In July 1962, Dr. martin luther king became the first African American to speak at a National Press Club luncheon program, the iconic forum that began with Franklin D. Roosevelt as its first speaker. An audio recording was made of Dr. King’s speech and filed away in the Club’s archives and later transferred to the Library of Congress. No television footage of the speech in its entirety exists.
On Tuesday, January 12 at 7:30p.m., the Press Club will play excerpts of the speech for the first time since they were delivered 53 years ago. The event will be in the Ballroom where King spoke in ’62. Press coverage is welcome. The program will air on SiriusXM Radio’s Urban View Channel and will be streamed live on press.org.
The Club’s History & Heritage Committee recently retrieved the recording and found it is of significant historical value. Coming just days after Dr. King was released from jail in Albany, Ga., the civil rights leader outlined his vision for non-violent protest.

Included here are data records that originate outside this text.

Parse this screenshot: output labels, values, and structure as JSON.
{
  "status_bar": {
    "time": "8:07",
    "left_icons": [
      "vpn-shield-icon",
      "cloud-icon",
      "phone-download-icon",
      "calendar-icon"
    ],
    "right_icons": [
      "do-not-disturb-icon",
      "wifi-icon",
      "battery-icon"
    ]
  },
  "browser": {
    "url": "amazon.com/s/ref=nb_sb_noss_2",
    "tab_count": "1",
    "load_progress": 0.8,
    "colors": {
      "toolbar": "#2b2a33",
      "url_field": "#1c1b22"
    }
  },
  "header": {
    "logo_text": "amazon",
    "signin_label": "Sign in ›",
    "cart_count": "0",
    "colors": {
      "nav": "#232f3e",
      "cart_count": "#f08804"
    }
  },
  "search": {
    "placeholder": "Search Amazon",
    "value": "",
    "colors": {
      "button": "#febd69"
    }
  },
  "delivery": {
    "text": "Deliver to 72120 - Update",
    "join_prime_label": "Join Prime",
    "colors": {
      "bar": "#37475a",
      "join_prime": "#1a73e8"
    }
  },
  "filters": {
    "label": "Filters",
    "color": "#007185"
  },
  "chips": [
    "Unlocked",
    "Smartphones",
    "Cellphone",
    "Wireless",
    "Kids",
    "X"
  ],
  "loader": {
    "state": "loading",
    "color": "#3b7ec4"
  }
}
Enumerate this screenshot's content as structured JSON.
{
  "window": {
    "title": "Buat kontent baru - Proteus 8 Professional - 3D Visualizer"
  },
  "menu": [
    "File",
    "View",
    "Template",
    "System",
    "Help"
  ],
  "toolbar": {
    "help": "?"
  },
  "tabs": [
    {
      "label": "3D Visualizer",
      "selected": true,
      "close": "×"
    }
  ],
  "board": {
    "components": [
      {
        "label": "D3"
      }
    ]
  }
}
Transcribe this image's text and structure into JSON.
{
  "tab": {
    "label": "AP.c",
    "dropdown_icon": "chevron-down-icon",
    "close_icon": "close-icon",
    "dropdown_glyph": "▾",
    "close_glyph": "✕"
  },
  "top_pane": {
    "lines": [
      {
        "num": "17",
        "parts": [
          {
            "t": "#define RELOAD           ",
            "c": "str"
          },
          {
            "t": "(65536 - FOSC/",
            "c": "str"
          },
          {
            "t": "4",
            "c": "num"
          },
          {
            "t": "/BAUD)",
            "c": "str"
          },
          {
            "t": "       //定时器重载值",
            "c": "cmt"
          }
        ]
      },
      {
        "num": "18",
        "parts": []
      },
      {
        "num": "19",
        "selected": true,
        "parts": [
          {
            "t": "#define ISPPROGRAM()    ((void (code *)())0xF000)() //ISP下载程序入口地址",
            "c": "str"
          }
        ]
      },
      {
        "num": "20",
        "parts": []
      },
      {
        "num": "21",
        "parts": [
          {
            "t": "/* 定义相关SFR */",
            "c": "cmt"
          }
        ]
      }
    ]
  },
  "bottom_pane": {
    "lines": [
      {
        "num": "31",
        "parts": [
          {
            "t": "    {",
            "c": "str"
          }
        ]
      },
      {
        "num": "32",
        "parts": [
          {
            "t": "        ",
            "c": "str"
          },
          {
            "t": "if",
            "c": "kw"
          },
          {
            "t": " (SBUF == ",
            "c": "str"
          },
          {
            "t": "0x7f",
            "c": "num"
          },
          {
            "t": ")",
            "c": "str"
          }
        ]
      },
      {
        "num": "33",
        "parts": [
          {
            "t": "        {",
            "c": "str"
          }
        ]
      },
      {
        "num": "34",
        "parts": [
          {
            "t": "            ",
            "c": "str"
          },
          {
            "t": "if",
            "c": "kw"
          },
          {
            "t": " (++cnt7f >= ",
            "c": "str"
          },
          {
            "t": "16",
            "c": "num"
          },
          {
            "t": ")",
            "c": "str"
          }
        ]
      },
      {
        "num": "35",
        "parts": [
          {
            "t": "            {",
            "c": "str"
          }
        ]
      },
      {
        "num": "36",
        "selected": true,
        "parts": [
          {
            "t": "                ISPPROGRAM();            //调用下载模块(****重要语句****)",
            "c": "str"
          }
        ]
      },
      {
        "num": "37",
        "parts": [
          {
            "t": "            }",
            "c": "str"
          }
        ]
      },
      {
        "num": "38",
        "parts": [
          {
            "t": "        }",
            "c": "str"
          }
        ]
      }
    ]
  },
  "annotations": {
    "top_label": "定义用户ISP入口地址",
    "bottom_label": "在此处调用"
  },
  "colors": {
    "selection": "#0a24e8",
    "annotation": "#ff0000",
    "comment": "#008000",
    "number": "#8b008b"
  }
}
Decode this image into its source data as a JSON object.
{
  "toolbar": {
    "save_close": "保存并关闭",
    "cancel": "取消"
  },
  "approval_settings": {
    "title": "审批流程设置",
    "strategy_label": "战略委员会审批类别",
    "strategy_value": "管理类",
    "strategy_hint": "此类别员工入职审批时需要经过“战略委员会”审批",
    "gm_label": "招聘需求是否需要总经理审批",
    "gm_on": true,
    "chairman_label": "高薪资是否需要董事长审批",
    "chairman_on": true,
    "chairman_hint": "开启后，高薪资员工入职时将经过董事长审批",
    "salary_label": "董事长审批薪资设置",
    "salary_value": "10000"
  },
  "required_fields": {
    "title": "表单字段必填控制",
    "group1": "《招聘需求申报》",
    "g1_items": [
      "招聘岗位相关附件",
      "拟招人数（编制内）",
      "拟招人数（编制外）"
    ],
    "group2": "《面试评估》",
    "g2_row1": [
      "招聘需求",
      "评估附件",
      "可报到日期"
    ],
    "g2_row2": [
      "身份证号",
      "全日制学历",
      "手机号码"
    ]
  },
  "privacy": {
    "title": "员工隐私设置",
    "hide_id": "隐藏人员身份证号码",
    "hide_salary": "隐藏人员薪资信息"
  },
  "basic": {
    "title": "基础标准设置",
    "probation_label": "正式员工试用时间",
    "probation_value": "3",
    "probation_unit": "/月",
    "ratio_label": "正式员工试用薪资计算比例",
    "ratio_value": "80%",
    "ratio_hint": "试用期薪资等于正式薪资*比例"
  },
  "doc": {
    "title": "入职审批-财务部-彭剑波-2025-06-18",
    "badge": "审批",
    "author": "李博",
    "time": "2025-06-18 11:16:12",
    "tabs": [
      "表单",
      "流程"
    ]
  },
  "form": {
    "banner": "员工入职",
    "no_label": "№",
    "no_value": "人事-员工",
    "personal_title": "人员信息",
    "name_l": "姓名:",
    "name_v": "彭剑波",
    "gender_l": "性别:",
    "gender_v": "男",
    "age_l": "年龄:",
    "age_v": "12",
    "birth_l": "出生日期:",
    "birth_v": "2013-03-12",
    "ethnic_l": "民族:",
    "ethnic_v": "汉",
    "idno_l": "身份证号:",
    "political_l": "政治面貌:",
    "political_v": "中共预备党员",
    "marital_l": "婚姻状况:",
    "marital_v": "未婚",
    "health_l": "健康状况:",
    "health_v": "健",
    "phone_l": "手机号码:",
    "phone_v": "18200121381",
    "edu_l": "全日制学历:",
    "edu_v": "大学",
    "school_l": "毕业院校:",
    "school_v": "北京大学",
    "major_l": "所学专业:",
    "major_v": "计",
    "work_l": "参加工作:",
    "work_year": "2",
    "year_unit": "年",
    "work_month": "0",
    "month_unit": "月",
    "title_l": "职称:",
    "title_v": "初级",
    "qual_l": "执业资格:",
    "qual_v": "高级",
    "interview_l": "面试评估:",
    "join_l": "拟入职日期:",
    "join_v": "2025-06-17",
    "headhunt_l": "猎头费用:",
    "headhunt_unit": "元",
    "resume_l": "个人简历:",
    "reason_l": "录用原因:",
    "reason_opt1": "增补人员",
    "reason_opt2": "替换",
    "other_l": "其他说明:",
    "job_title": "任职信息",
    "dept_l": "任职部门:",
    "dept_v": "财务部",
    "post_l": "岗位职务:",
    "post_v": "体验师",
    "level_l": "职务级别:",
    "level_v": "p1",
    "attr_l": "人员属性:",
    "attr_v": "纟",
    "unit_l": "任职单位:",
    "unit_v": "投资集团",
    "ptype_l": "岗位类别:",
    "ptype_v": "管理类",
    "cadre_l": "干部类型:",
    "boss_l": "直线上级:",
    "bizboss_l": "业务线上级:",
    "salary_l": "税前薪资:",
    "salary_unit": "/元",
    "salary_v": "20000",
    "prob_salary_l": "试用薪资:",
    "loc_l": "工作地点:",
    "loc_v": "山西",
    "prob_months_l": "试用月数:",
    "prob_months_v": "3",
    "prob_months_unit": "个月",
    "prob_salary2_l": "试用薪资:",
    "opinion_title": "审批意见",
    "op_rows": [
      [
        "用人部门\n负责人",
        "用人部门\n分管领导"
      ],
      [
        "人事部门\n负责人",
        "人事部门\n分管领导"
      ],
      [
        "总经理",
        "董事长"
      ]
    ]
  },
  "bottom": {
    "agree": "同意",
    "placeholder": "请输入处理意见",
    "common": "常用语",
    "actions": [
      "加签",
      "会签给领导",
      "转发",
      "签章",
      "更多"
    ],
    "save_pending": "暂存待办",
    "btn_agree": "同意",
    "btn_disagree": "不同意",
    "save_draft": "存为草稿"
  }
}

During the event on the 12th experts on the civil rights movement will add context and perspective to Dr. King’s historic speech. Press Club President John Hughes will unveil a permanent Club memorial to Dr. King’s speech.
“Martin Luther King’s 1962 speech was one of the most important events to ever happen at the National Press Club,” Hughes said. “I am pleased this event at long last is getting proper recognition and honored that we are being joined by such distinguished guests.”
Joe Madison, the human rights activist and prominent radio host known on Sirius XM’s Urban View channel as “The Black Eagle” will moderate the program. Simeon Booker, the 1982 National Press Club Fourth Estate Award Winner who was one of the first African American members of the Club will lead off. Booker was a member of the Club’s Speakers Committee in 1962 when the decision to invite Dr. King was made.
Commenting on the historical significance of the speech will be:
John Franklin, senior manager in the office of external affairs, National Museum of African American History and Culture, Smithsonian Institution
Judy Richardson, former staff member with the Student Nonviolent Coordinating Committee (SNCC) in the 1960s and a documentarian who worked on the 14-hour “Eyes on the Prize,” the popular and acclaimed PBS series on the civil rights movement.
Courtland Cox, who is president of the SNCC Legacy Board and was a Mississippi organizer during the civil rights movement. Cox also worked in the federal government on minority business development for much of his career.
Bruce Johnson, WUSA-9 Anchor/Reporter. Johnson will share his observations as a TV journalist who has covered politics, race and urban issues in Washington for nearly 40 years.